Without the oppressive paperwork requirements, banks will have greater resources available to approve more loans — which will only strengthen the communities these banks work in.

“Overall, the bill is very pro-consumer,” Merski said. “And the more credit that is flowing into local communities, and the more competition there is among financial service providers, the better it is for the consumer to access that credit.”

Streamlined Mortgage Lending Opportunities Help Banks Extend More Financing

Merski said that current regulations put community banks at a disadvantage because the rules are evenly applied to all institutions, regardless of size. Since larger banks have more staff and often greater budgets, they’re able to approve more mortgages — often at non-competitive rates.

“But many of the reduced rules under this bill have more banks getting back into mortgage lending because it isn’t as cumbersome, burdensome, and costly to do mortgage lending,” he said.

As these institutions return to the lending space, the added competition brings down rates and increases consumers’ options and access to credit. The legislation also greatly reduces the amount of data gathering and reporting for community banks required by recent changes to the Home Mortgage Disclosure Act (HMDA).

“All of the existing HMDA requirements are still in place, but the new and additional reporting requirements aren’t implemented for banks that make less than 500 mortgages a year,” Merski said. That excludes many of the smaller community banks from the traditionally difficult process.

“With more streamlined mortgage lending opportunities, these banks will be able to extend more credit,” Merski said. “That will make it easier for the consumer to fill out the paperwork needed to get a mortgage, and it’ll be easier for the bank to process it and provide credit within the community.”

Small Businesses Should Receive Greater Access to Capital

Any parent of a newborn baby understands how focusing on just one task can leave a lot of important jobs neglected over time. The lending arm of many community banks also tends to fall victim to this siloed mindstate when it gets bogged down with excessive paperwork.

But S.2155 frees up these institutions to provide more loans to a greater number of consumers with varying needs.

“I think small business lending will get a boost as banks spend less time, money, resources, and staff on compliance to satisfy regulatory paperwork needs,” Merski said. “They’ll be able to focus more on what they do best, and that’s working in the community to put out small business loans and extend credit.”

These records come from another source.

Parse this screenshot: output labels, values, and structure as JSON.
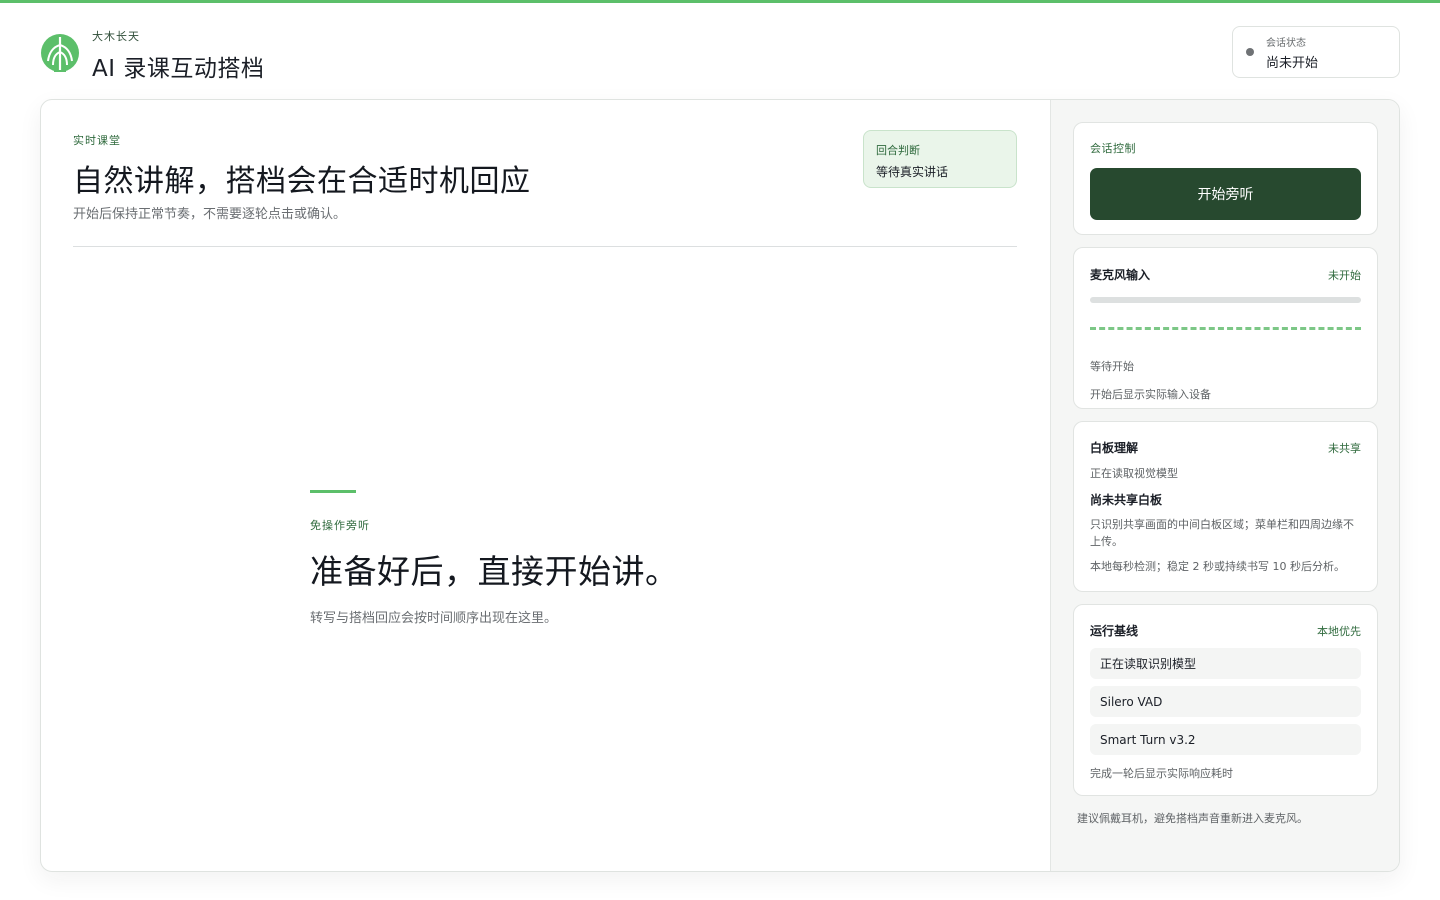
{
  "colors": {
    "accent": "#5cbf6a",
    "primary_button": "#27492f",
    "turn_box_bg": "#eaf5ea"
  },
  "header": {
    "brand_sub": "大木长天",
    "app_title": "AI 录课互动搭档",
    "logo_icon": "leaf-tree-icon",
    "status": {
      "label": "会话状态",
      "value": "尚未开始"
    }
  },
  "lesson": {
    "eyebrow": "实时课堂",
    "title": "自然讲解，搭档会在合适时机回应",
    "description": "开始后保持正常节奏，不需要逐轮点击或确认。",
    "turn": {
      "label": "回合判断",
      "value": "等待真实讲话"
    }
  },
  "empty_state": {
    "eyebrow": "免操作旁听",
    "title": "准备好后，直接开始讲。",
    "description": "转写与搭档回应会按时间顺序出现在这里。"
  },
  "sidebar": {
    "control": {
      "title": "会话控制",
      "button": "开始旁听"
    },
    "mic": {
      "title": "麦克风输入",
      "tag": "未开始",
      "level": 0,
      "status": "等待开始",
      "hint": "开始后显示实际输入设备"
    },
    "whiteboard": {
      "title": "白板理解",
      "tag": "未共享",
      "model_status": "正在读取视觉模型",
      "state": "尚未共享白板",
      "scope": "只识别共享画面的中间白板区域；菜单栏和四周边缘不上传。",
      "detect": "本地每秒检测；稳定 2 秒或持续书写 10 秒后分析。"
    },
    "baseline": {
      "title": "运行基线",
      "tag": "本地优先",
      "models": [
        "正在读取识别模型",
        "Silero VAD",
        "Smart Turn v3.2"
      ],
      "footer": "完成一轮后显示实际响应耗时"
    },
    "note": "建议佩戴耳机，避免搭档声音重新进入麦克风。"
  }
}
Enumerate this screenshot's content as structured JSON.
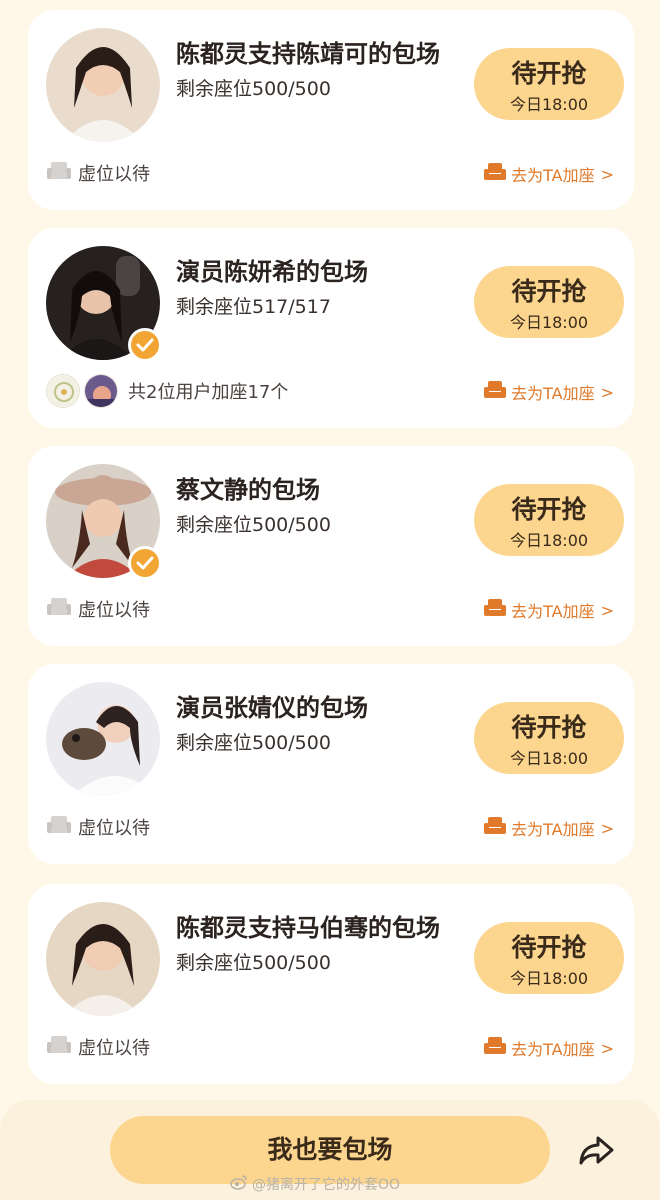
{
  "colors": {
    "page_bg": "#FFF8E8",
    "card_bg": "#FFFFFF",
    "accent_button": "#FCD68F",
    "link_orange": "#E07A2A",
    "verified_badge": "#F2A532"
  },
  "cards": [
    {
      "title": "陈都灵支持陈靖可的包场",
      "seats": "剩余座位500/500",
      "button_label": "待开抢",
      "button_time": "今日18:00",
      "status_text": "虚位以待",
      "join_link": "去为TA加座",
      "chevron": ">",
      "verified": false
    },
    {
      "title": "演员陈妍希的包场",
      "seats": "剩余座位517/517",
      "button_label": "待开抢",
      "button_time": "今日18:00",
      "status_text": "共2位用户加座17个",
      "join_link": "去为TA加座",
      "chevron": ">",
      "verified": true
    },
    {
      "title": "蔡文静的包场",
      "seats": "剩余座位500/500",
      "button_label": "待开抢",
      "button_time": "今日18:00",
      "status_text": "虚位以待",
      "join_link": "去为TA加座",
      "chevron": ">",
      "verified": true
    },
    {
      "title": "演员张婧仪的包场",
      "seats": "剩余座位500/500",
      "button_label": "待开抢",
      "button_time": "今日18:00",
      "status_text": "虚位以待",
      "join_link": "去为TA加座",
      "chevron": ">",
      "verified": false
    },
    {
      "title": "陈都灵支持马伯骞的包场",
      "seats": "剩余座位500/500",
      "button_label": "待开抢",
      "button_time": "今日18:00",
      "status_text": "虚位以待",
      "join_link": "去为TA加座",
      "chevron": ">",
      "verified": false
    }
  ],
  "footer": {
    "cta_label": "我也要包场",
    "share_icon": "share-icon",
    "watermark": "@猪离开了它的外套OO"
  }
}
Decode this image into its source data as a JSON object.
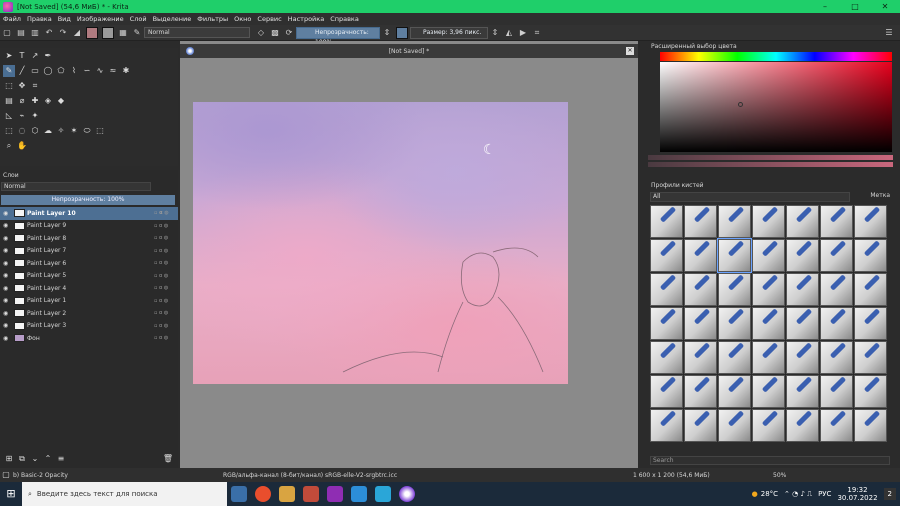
{
  "window": {
    "title": "[Not Saved]  (54,6 МиБ)  * - Krita"
  },
  "menu": [
    "Файл",
    "Правка",
    "Вид",
    "Изображение",
    "Слой",
    "Выделение",
    "Фильтры",
    "Окно",
    "Сервис",
    "Настройка",
    "Справка"
  ],
  "toolbar": {
    "blend_mode": "Normal",
    "opacity": "Непрозрачность: 100%",
    "size": "Размер: 3,96 пикс."
  },
  "document": {
    "tab": "[Not Saved]  *"
  },
  "layers": {
    "title": "Слои",
    "blend_mode": "Normal",
    "opacity": "Непрозрачность:  100%",
    "items": [
      {
        "name": "Paint Layer 10"
      },
      {
        "name": "Paint Layer 9"
      },
      {
        "name": "Paint Layer 8"
      },
      {
        "name": "Paint Layer 7"
      },
      {
        "name": "Paint Layer 6"
      },
      {
        "name": "Paint Layer 5"
      },
      {
        "name": "Paint Layer 4"
      },
      {
        "name": "Paint Layer 1"
      },
      {
        "name": "Paint Layer 2"
      },
      {
        "name": "Paint Layer 3"
      },
      {
        "name": "Фон"
      }
    ]
  },
  "color_panel": {
    "title": "Расширенный выбор цвета"
  },
  "brush_panel": {
    "title": "Профили кистей",
    "filter": "All",
    "tag": "Метка",
    "search_placeholder": "Search"
  },
  "status": {
    "brush": "b) Basic-2 Opacity",
    "colorspace": "RGB/альфа-канал (8-бит/канал)  sRGB-elle-V2-srgbtrc.icc",
    "size": "1 600 x 1 200 (54,6 МиБ)",
    "zoom": "50%"
  },
  "taskbar": {
    "search": "Введите здесь текст для поиска",
    "weather": "28°C",
    "lang": "РУС",
    "time": "19:32",
    "date": "30.07.2022",
    "notifications": "2"
  }
}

Merski said that many small banks are now able to bring on more loan officers instead of compliance officers, which was rarely the case in the past. “That’s a positive for anyone who is looking for a loan,” he said.

How Consumers Can Support ICBA’s Efforts

The ICBA’s work lobbying for legislation that evens the playing field for smaller community banks to compete against larger institutions never ends. With nearly 5,700 independent community banks nationwide, the organization is constantly looking for new ways to help these banks thrive.

Headshot of Paul Merski, Group Executive Vice President, Congressional Relations and Strategy

Paul Merski is the Group Executive Vice President, Congressional Relations and Strategy at ICBA.

But for as much as the ICBA can do, much of the work in supporting these smaller institutions also falls on the laps of consumers.

“The best thing to do is shop around for your financial needs,” Merski said. “You don’t have to go with the trillion-dollar national institution. Many of your local institutions will provide you with better service and better rates and actually work with you on a one-on-one basis.”

ICBA makes finding independent banks easy with its online locator, which locates banks by ZIP code.

Most people use the tool to shop around and find the best rates before accepting a loan for a major purchase. With more small banks getting back into the lending game, Merski said there’s never been a better time to be a lender or a borrower.

“This is an excellent time for the financial institutions to be offering credit,” he said. “It’s also an excellent time for anyone who is seeking credit to apply for credit because of all of the offerings out there. You can really look at your local market and tap into that to get the best possible deal.”